A blog post this week by Amazon founder and Washington Post owner Jeff Bezos accusing managers of the National Enquirer and its parent company American Media Inc. of extortion has prompted federal prosecutors to review a cooperation agreement AMI had with prosecutors over Trump campaign finance violations.
In a post on Medium on Thursday, Bezos, the world’s richest man, published emails from an AMI attorney and chief content officer that threatened the Amazon CEO with the publishing of additional compromising photos of Bezos and Lauren Sanchez, a woman with whom Bezos had an extramarital relationship. The emails demanded that Bezos halt a private investigation of the publishing company after it published an 11-page spread on Bezos and Sanchez’s affair last month. The AMI officials also demanded that Bezos and his private investigator, Gavin de Becker, state publicly that the exposé was not politically motivated, a claim Bezos called a “lie.”
On Friday, Bloomberg reported that prosecutors in the Manhattan U.S. attorney’s office have received information about Bezos’ blackmail and extortion claims, and plan to conduct follow-up interviews in the case.
Per the report:
The authorities are now reviewing the matter for potential criminal activity. If they find any, they must also weigh whether the conduct breached AMI’s previous deal to assist prosecutors. AMI agreed not to commit crimes as part of that deal to avoid prosecution over hush-money payments to women who claimed relationships with President Donald Trump. Michael Cohen, Trump’s former lawyer, played a pivotal role in some of the payments and has pleaded guilty to related charges.
In its deal with prosecutors from the Southern District of New York last September, AMI agreed to refrain from committing additional crimes for three years in exchange for immunity over a $150,000 payment to Playboy model Karen McDougal to kill a story during the 2016 presidential campaign about an alleged affair between McDougal and Donald Trump.

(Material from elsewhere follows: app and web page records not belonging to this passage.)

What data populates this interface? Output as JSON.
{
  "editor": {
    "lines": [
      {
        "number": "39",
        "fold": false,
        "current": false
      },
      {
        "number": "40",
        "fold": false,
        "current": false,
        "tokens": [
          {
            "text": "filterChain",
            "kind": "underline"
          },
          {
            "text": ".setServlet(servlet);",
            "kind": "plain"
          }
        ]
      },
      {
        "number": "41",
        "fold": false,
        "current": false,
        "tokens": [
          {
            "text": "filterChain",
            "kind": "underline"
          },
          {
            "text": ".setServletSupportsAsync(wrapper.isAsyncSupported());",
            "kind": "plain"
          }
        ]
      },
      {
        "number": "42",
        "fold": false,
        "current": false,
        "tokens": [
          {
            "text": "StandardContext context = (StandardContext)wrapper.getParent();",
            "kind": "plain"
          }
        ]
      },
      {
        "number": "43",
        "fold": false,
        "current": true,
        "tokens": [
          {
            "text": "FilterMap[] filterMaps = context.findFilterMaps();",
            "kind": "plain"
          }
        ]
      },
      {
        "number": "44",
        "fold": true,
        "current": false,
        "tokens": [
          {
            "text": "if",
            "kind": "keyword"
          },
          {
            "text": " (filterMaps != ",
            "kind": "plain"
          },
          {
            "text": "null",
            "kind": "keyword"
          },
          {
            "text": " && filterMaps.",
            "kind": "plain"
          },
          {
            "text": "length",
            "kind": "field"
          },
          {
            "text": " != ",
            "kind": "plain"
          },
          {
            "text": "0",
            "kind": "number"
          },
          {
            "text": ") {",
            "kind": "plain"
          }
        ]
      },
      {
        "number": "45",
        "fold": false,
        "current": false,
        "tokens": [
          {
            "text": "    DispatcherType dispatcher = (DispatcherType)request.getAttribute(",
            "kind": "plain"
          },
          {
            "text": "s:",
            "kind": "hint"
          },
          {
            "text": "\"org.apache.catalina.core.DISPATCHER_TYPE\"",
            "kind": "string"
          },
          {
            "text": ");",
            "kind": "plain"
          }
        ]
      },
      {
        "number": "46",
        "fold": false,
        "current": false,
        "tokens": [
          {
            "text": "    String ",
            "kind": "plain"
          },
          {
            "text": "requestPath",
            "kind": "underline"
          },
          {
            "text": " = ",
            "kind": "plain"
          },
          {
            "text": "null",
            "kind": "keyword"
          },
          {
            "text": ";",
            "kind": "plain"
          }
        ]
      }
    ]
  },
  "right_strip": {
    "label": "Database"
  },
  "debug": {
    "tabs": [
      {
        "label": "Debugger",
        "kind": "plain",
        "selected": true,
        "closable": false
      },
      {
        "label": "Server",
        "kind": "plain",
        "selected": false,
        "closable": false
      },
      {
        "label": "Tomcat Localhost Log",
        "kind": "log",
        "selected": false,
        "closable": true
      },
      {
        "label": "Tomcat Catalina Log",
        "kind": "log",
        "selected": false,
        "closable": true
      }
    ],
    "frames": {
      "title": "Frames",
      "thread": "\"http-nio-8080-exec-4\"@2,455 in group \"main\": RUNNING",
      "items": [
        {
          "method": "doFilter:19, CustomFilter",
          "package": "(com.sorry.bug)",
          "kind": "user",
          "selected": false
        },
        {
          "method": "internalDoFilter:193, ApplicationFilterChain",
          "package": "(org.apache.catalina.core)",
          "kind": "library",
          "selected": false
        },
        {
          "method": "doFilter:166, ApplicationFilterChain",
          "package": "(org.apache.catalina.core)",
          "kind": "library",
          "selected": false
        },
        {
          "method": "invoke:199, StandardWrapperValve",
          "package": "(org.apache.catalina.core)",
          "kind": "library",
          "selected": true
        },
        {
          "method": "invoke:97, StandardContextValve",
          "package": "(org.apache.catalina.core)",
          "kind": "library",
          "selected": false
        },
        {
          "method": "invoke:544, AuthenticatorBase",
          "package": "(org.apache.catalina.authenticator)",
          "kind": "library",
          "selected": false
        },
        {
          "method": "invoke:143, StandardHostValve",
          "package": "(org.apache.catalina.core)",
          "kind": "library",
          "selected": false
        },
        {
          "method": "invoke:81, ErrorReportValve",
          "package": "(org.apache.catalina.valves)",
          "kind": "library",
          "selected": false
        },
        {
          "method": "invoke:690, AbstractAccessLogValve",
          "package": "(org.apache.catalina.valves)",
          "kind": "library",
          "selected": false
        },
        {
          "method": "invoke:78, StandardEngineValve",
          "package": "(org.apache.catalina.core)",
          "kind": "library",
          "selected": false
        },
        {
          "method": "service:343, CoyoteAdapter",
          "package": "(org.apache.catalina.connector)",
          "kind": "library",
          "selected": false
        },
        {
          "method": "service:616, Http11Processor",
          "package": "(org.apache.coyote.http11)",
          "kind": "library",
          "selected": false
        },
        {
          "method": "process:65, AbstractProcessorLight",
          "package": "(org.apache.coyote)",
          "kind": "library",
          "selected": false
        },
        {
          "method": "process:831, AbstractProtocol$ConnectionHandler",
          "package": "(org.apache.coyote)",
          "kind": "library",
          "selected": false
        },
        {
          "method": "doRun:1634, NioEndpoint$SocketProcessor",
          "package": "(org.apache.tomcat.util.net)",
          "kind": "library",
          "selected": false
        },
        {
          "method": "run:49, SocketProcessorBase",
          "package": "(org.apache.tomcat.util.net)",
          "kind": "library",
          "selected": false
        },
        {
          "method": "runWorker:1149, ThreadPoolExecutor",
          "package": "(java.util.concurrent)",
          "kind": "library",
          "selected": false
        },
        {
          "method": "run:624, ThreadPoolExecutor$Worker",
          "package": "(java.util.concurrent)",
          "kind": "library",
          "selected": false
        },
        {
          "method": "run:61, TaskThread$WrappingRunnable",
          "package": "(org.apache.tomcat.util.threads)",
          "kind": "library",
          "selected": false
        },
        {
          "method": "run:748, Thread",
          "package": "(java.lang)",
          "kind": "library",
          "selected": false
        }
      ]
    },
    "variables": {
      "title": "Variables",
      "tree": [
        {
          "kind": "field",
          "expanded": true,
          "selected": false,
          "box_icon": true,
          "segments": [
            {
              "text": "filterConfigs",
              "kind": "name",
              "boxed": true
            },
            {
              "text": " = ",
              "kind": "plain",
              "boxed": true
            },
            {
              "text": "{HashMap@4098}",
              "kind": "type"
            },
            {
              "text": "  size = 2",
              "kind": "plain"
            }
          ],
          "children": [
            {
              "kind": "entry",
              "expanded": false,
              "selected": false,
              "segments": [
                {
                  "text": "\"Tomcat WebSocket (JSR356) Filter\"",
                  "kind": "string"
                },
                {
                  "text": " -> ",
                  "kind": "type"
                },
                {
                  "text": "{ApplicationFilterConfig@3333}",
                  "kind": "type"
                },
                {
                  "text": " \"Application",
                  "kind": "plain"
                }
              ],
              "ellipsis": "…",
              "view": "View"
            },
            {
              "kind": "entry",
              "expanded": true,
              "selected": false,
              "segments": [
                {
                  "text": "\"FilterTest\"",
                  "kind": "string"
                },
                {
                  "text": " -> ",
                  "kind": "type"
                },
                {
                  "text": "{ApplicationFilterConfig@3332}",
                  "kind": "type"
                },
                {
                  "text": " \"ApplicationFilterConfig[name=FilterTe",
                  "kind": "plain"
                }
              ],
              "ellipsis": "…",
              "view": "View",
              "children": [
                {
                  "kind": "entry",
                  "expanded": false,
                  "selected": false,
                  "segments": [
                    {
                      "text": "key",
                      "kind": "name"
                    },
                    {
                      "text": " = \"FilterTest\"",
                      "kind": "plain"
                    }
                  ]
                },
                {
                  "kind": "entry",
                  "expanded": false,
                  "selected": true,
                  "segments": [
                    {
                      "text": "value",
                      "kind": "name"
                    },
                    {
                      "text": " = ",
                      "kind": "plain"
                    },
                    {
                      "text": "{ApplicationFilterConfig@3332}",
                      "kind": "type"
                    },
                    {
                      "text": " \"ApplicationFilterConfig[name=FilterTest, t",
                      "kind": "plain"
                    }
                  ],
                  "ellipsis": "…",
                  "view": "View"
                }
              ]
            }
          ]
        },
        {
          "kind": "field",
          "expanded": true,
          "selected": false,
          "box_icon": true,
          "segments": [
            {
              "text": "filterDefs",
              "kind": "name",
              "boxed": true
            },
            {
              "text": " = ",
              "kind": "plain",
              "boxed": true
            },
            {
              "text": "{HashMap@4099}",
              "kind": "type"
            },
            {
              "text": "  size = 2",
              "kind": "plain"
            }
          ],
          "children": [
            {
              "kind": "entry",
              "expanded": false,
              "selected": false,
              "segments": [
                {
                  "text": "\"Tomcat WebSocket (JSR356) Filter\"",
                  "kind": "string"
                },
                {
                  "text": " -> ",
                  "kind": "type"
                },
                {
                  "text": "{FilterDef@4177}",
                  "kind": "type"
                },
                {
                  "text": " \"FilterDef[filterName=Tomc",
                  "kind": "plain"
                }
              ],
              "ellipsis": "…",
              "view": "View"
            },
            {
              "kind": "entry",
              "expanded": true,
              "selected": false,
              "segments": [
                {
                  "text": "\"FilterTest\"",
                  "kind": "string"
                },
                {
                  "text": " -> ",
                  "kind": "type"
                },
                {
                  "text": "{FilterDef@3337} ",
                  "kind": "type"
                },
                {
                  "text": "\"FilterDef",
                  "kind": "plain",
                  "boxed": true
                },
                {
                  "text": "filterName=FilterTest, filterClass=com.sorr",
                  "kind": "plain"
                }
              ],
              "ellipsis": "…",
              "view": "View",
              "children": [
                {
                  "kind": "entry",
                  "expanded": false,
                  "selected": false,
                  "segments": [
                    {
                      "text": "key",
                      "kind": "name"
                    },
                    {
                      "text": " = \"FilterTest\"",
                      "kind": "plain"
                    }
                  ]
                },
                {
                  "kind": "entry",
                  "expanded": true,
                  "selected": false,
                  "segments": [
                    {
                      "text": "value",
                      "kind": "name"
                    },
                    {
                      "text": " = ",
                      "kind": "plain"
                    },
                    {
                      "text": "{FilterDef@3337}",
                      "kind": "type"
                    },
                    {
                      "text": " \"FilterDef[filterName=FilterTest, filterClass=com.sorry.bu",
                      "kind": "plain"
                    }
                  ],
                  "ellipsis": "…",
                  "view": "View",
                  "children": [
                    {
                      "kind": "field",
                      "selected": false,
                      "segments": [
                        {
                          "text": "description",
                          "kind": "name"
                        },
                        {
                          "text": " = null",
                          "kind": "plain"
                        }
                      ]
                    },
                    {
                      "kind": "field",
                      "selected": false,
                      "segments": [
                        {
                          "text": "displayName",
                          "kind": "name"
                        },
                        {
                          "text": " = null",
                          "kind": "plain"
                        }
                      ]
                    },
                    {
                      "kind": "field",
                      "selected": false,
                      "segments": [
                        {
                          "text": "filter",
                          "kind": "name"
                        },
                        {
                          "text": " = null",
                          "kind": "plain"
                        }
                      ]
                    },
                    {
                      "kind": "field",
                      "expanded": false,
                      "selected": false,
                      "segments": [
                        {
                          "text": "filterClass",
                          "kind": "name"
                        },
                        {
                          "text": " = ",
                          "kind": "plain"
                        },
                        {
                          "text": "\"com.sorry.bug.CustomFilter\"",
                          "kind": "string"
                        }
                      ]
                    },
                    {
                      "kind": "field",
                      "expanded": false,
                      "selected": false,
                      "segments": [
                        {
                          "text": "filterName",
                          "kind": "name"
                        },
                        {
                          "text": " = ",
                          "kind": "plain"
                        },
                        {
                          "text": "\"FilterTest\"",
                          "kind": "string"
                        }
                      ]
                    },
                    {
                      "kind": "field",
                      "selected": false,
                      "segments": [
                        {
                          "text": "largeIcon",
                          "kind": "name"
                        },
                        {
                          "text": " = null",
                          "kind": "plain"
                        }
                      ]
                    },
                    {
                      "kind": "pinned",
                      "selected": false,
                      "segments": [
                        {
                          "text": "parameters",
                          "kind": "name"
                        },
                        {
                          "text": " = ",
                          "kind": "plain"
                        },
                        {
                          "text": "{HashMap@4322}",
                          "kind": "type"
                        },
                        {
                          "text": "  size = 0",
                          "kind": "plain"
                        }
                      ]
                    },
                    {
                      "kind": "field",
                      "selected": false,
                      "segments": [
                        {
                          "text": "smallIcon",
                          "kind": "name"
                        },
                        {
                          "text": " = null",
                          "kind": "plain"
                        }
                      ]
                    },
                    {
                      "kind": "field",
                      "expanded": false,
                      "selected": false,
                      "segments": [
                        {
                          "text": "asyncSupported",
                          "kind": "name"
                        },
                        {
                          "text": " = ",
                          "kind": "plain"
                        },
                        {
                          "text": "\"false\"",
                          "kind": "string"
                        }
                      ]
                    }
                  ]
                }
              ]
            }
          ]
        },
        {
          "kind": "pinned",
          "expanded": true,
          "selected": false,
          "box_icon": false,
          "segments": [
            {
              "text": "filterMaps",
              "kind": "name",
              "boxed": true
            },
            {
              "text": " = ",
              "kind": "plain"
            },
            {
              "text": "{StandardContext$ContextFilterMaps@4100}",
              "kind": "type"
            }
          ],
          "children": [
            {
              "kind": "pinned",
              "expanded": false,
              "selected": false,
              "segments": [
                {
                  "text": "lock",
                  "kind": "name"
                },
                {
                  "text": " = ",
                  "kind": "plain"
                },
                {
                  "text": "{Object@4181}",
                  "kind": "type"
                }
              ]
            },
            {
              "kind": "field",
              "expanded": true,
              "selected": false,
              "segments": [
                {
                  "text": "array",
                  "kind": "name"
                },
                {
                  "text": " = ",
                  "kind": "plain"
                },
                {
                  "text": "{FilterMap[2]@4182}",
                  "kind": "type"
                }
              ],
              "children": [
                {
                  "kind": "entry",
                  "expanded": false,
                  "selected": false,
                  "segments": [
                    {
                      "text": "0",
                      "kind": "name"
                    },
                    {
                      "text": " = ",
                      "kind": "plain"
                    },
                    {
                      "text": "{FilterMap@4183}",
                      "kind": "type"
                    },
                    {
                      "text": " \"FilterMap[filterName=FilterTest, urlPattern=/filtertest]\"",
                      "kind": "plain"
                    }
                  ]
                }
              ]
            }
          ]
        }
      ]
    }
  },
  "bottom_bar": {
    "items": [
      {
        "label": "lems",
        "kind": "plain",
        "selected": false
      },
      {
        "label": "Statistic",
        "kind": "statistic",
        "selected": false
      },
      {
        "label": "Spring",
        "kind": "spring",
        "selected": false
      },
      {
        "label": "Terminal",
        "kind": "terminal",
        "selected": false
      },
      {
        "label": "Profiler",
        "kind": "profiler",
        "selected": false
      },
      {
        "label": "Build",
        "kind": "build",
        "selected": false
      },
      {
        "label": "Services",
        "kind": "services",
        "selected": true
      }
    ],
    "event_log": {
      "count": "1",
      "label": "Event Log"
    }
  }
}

Trump consigliere Michael Cohen was charged with campaign finance violations over the alleged payment, as well as a hush money payment to porn star Stormy Daniels, who also allegedly had an affair with Trump. Cohen coordinated the McDougal “catch-and-kill” deal with Trump pal and AMI chief executive David Pecker, to whom Bezos’ blog post was addressed.
Bezos also raised the issue of Pecker’s apparent cozy relationship with Saudi Arabia. “Several days ago, an AMI leader advised us that Mr. Pecker is ‘apoplectic’ about our investigation. For reasons still to be better understood, the Saudi angle seems to hit a particularly sensitive nerve,” Bezos wrote.
Former federal prosecutor Patrick Cotter told The Washington Post that AMI’s emails could be a violation of the Hobbs Act.
“You can’t use extortion to get anything of value from someone else, even if you feel that the thing you are getting is something to which you are legally entitled,” Cotter told the newspaper.
If prosecutors choose to pursue the latest allegations, AMI and Pecker could lose their immunity deal and be exposed to prosecution.